**ASSIGNMENT:** Please return each record exactly, leaving nothing out.

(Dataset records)

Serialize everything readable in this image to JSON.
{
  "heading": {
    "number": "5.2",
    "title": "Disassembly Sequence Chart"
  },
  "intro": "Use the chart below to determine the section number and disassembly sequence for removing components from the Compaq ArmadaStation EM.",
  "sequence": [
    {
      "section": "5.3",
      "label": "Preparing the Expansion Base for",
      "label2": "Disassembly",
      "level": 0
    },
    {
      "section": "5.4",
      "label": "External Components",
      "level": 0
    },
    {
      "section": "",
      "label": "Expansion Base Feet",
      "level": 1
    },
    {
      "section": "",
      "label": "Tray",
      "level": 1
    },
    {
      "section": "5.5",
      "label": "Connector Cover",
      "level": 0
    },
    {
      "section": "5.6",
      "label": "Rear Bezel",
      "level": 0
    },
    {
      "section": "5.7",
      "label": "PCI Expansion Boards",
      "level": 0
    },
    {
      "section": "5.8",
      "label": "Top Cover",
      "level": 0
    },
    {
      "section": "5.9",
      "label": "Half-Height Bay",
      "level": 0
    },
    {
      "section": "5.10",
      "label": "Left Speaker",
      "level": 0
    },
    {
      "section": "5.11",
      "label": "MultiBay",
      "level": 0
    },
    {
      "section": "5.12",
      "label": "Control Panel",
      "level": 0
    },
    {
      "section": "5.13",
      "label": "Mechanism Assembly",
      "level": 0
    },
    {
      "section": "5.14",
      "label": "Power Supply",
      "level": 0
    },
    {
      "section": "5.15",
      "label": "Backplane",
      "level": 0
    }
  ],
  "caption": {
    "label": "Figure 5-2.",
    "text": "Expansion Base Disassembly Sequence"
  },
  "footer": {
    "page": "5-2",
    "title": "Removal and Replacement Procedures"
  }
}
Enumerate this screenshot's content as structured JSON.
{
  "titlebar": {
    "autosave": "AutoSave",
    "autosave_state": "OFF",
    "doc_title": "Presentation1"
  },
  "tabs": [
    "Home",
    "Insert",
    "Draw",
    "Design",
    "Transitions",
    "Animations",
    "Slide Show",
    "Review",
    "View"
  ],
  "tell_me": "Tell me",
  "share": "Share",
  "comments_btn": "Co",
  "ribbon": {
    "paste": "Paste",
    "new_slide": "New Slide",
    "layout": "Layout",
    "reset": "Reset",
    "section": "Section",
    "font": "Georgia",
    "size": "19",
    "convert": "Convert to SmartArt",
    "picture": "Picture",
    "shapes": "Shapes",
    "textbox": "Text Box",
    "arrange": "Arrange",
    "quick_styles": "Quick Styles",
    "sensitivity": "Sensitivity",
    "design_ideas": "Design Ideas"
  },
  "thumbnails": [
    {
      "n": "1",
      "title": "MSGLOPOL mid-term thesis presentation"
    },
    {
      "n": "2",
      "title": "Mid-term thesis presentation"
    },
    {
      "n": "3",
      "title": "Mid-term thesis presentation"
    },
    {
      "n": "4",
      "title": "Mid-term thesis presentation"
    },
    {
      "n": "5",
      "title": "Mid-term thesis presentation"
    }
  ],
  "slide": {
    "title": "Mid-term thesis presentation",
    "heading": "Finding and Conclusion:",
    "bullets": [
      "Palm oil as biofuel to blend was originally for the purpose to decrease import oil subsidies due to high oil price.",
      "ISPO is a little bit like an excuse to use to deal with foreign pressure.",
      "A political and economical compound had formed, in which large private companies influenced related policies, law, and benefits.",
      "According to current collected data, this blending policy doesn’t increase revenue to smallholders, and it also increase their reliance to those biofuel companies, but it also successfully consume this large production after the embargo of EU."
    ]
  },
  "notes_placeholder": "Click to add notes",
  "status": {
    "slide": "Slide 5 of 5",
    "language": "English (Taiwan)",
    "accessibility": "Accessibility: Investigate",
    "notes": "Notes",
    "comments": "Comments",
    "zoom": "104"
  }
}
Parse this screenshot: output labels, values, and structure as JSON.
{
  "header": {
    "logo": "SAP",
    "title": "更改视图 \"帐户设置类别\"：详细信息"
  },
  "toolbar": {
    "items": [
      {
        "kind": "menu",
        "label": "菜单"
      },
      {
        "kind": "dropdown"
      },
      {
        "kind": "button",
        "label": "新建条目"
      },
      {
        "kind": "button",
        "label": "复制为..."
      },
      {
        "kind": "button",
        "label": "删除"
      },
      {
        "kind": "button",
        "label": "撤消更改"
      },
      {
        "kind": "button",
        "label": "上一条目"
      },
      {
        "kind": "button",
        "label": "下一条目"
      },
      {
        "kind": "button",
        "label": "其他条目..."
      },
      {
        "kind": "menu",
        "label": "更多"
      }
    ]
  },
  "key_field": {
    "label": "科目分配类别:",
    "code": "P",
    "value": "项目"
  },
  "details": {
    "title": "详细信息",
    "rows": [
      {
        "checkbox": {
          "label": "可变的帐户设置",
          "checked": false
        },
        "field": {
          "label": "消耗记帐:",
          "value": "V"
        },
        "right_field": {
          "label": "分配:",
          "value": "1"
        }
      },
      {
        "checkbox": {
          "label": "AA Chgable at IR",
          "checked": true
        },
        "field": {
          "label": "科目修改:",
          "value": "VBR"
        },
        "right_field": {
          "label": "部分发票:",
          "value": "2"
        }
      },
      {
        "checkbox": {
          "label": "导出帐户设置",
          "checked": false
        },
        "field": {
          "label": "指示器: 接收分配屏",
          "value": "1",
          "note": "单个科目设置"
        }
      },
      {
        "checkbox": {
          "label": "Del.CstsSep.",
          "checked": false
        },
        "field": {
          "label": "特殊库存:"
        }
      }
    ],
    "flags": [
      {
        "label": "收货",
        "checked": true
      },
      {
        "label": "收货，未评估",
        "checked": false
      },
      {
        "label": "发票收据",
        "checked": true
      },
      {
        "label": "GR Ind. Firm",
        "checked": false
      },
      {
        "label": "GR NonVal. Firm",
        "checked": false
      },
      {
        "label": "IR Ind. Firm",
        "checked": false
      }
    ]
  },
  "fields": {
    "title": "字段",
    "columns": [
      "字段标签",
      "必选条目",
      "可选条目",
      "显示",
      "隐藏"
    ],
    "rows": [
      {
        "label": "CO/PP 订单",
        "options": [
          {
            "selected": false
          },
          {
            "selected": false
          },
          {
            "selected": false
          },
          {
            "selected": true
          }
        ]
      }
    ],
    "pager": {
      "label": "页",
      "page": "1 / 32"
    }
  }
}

**EXERCISE SOLUTION:**
Serialize everything readable in this image to JSON.
{
  "heading": {
    "number": "5.2",
    "title": "Disassembly Sequence Chart"
  },
  "intro": "Use the chart below to determine the section number and disassembly sequence for removing components from the Compaq ArmadaStation EM.",
  "sequence": [
    {
      "section": "5.3",
      "label": "Preparing the Expansion Base for",
      "label2": "Disassembly",
      "level": 0
    },
    {
      "section": "5.4",
      "label": "External Components",
      "level": 0
    },
    {
      "section": "",
      "label": "Expansion Base Feet",
      "level": 1
    },
    {
      "section": "",
      "label": "Tray",
      "level": 1
    },
    {
      "section": "5.5",
      "label": "Connector Cover",
      "level": 0
    },
    {
      "section": "5.6",
      "label": "Rear Bezel",
      "level": 0
    },
    {
      "section": "5.7",
      "label": "PCI Expansion Boards",
      "level": 0
    },
    {
      "section": "5.8",
      "label": "Top Cover",
      "level": 0
    },
    {
      "section": "5.9",
      "label": "Half-Height Bay",
      "level": 0
    },
    {
      "section": "5.10",
      "label": "Left Speaker",
      "level": 0
    },
    {
      "section": "5.11",
      "label": "MultiBay",
      "level": 0
    },
    {
      "section": "5.12",
      "label": "Control Panel",
      "level": 0
    },
    {
      "section": "5.13",
      "label": "Mechanism Assembly",
      "level": 0
    },
    {
      "section": "5.14",
      "label": "Power Supply",
      "level": 0
    },
    {
      "section": "5.15",
      "label": "Backplane",
      "level": 0
    }
  ],
  "caption": {
    "label": "Figure 5-2.",
    "text": "Expansion Base Disassembly Sequence"
  },
  "footer": {
    "page": "5-2",
    "title": "Removal and Replacement Procedures"
  }
}
Enumerate this screenshot's content as structured JSON.
{
  "titlebar": {
    "autosave": "AutoSave",
    "autosave_state": "OFF",
    "doc_title": "Presentation1"
  },
  "tabs": [
    "Home",
    "Insert",
    "Draw",
    "Design",
    "Transitions",
    "Animations",
    "Slide Show",
    "Review",
    "View"
  ],
  "tell_me": "Tell me",
  "share": "Share",
  "comments_btn": "Co",
  "ribbon": {
    "paste": "Paste",
    "new_slide": "New Slide",
    "layout": "Layout",
    "reset": "Reset",
    "section": "Section",
    "font": "Georgia",
    "size": "19",
    "convert": "Convert to SmartArt",
    "picture": "Picture",
    "shapes": "Shapes",
    "textbox": "Text Box",
    "arrange": "Arrange",
    "quick_styles": "Quick Styles",
    "sensitivity": "Sensitivity",
    "design_ideas": "Design Ideas"
  },
  "thumbnails": [
    {
      "n": "1",
      "title": "MSGLOPOL mid-term thesis presentation"
    },
    {
      "n": "2",
      "title": "Mid-term thesis presentation"
    },
    {
      "n": "3",
      "title": "Mid-term thesis presentation"
    },
    {
      "n": "4",
      "title": "Mid-term thesis presentation"
    },
    {
      "n": "5",
      "title": "Mid-term thesis presentation"
    }
  ],
  "slide": {
    "title": "Mid-term thesis presentation",
    "heading": "Finding and Conclusion:",
    "bullets": [
      "Palm oil as biofuel to blend was originally for the purpose to decrease import oil subsidies due to high oil price.",
      "ISPO is a little bit like an excuse to use to deal with foreign pressure.",
      "A political and economical compound had formed, in which large private companies influenced related policies, law, and benefits.",
      "According to current collected data, this blending policy doesn’t increase revenue to smallholders, and it also increase their reliance to those biofuel companies, but it also successfully consume this large production after the embargo of EU."
    ]
  },
  "notes_placeholder": "Click to add notes",
  "status": {
    "slide": "Slide 5 of 5",
    "language": "English (Taiwan)",
    "accessibility": "Accessibility: Investigate",
    "notes": "Notes",
    "comments": "Comments",
    "zoom": "104"
  }
}
Parse this screenshot: output labels, values, and structure as JSON.
{
  "header": {
    "logo": "SAP",
    "title": "更改视图 \"帐户设置类别\"：详细信息"
  },
  "toolbar": {
    "items": [
      {
        "kind": "menu",
        "label": "菜单"
      },
      {
        "kind": "dropdown"
      },
      {
        "kind": "button",
        "label": "新建条目"
      },
      {
        "kind": "button",
        "label": "复制为..."
      },
      {
        "kind": "button",
        "label": "删除"
      },
      {
        "kind": "button",
        "label": "撤消更改"
      },
      {
        "kind": "button",
        "label": "上一条目"
      },
      {
        "kind": "button",
        "label": "下一条目"
      },
      {
        "kind": "button",
        "label": "其他条目..."
      },
      {
        "kind": "menu",
        "label": "更多"
      }
    ]
  },
  "key_field": {
    "label": "科目分配类别:",
    "code": "P",
    "value": "项目"
  },
  "details": {
    "title": "详细信息",
    "rows": [
      {
        "checkbox": {
          "label": "可变的帐户设置",
          "checked": false
        },
        "field": {
          "label": "消耗记帐:",
          "value": "V"
        },
        "right_field": {
          "label": "分配:",
          "value": "1"
        }
      },
      {
        "checkbox": {
          "label": "AA Chgable at IR",
          "checked": true
        },
        "field": {
          "label": "科目修改:",
          "value": "VBR"
        },
        "right_field": {
          "label": "部分发票:",
          "value": "2"
        }
      },
      {
        "checkbox": {
          "label": "导出帐户设置",
          "checked": false
        },
        "field": {
          "label": "指示器: 接收分配屏",
          "value": "1",
          "note": "单个科目设置"
        }
      },
      {
        "checkbox": {
          "label": "Del.CstsSep.",
          "checked": false
        },
        "field": {
          "label": "特殊库存:"
        }
      }
    ],
    "flags": [
      {
        "label": "收货",
        "checked": true
      },
      {
        "label": "收货，未评估",
        "checked": false
      },
      {
        "label": "发票收据",
        "checked": true
      },
      {
        "label": "GR Ind. Firm",
        "checked": false
      },
      {
        "label": "GR NonVal. Firm",
        "checked": false
      },
      {
        "label": "IR Ind. Firm",
        "checked": false
      }
    ]
  },
  "fields": {
    "title": "字段",
    "columns": [
      "字段标签",
      "必选条目",
      "可选条目",
      "显示",
      "隐藏"
    ],
    "rows": [
      {
        "label": "CO/PP 订单",
        "options": [
          {
            "selected": false
          },
          {
            "selected": false
          },
          {
            "selected": false
          },
          {
            "selected": true
          }
        ]
      }
    ],
    "pager": {
      "label": "页",
      "page": "1 / 32"
    }
  }
}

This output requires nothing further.